▶ [INSTRUCTIONS FOR THE TASK]:
Repeat the entries without change, omitting the pictures.

── STUDY MATERIAL ──

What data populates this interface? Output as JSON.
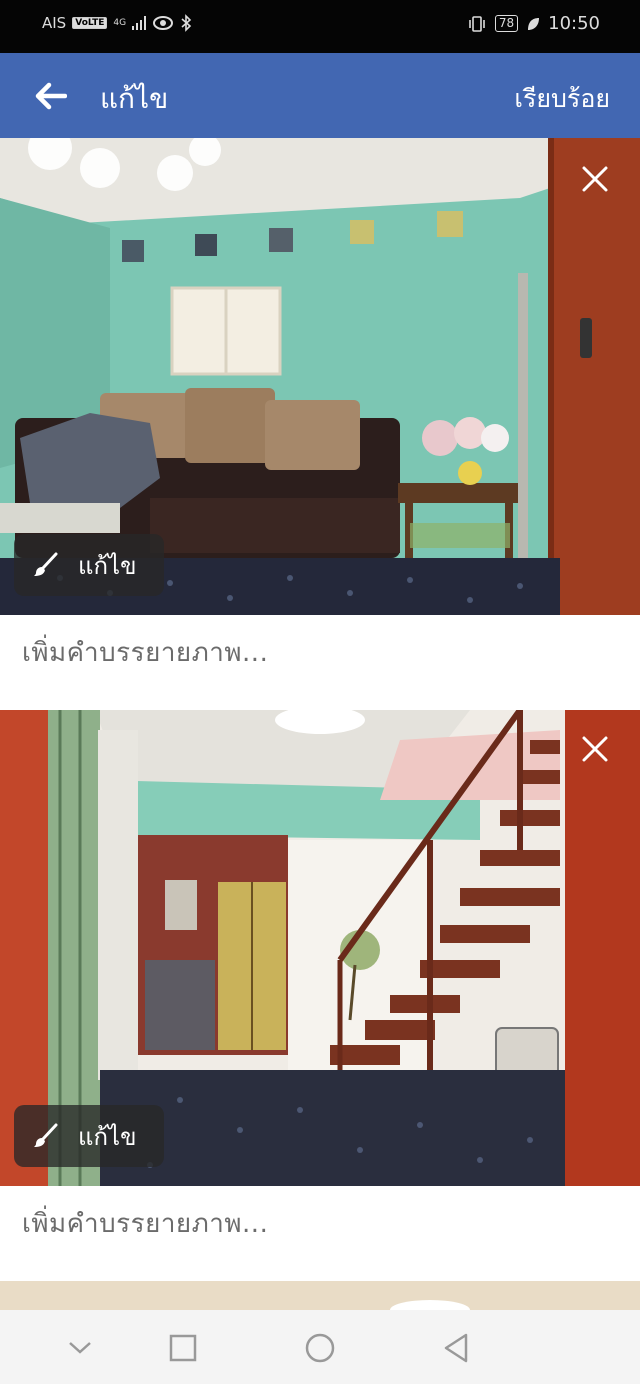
{
  "status_bar": {
    "carrier": "AIS",
    "volte": "VoLTE",
    "network": "4G",
    "battery": "78",
    "time": "10:50"
  },
  "app_bar": {
    "title": "แก้ไข",
    "done_label": "เรียบร้อย"
  },
  "photos": [
    {
      "edit_label": "แก้ไข",
      "caption_placeholder": "เพิ่มคำบรรยายภาพ..."
    },
    {
      "edit_label": "แก้ไข",
      "caption_placeholder": "เพิ่มคำบรรยายภาพ..."
    }
  ],
  "colors": {
    "app_bar": "#4267b2",
    "status_bar": "#050505",
    "nav_bar": "#f4f4f4"
  },
  "icons": {
    "back": "arrow-left-icon",
    "close": "close-icon",
    "edit": "brush-icon",
    "nav_back": "triangle-back-icon",
    "nav_home": "circle-home-icon",
    "nav_recents": "square-recents-icon",
    "nav_hide": "chevron-down-icon"
  }
}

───

▶ [RESULT BELOW]:
What data populates this interface? Output as JSON.
{
  "status_bar": {
    "carrier": "AIS",
    "volte": "VoLTE",
    "network": "4G",
    "battery": "78",
    "time": "10:50"
  },
  "app_bar": {
    "title": "แก้ไข",
    "done_label": "เรียบร้อย"
  },
  "photos": [
    {
      "edit_label": "แก้ไข",
      "caption_placeholder": "เพิ่มคำบรรยายภาพ..."
    },
    {
      "edit_label": "แก้ไข",
      "caption_placeholder": "เพิ่มคำบรรยายภาพ..."
    }
  ],
  "colors": {
    "app_bar": "#4267b2",
    "status_bar": "#050505",
    "nav_bar": "#f4f4f4"
  },
  "icons": {
    "back": "arrow-left-icon",
    "close": "close-icon",
    "edit": "brush-icon",
    "nav_back": "triangle-back-icon",
    "nav_home": "circle-home-icon",
    "nav_recents": "square-recents-icon",
    "nav_hide": "chevron-down-icon"
  }
}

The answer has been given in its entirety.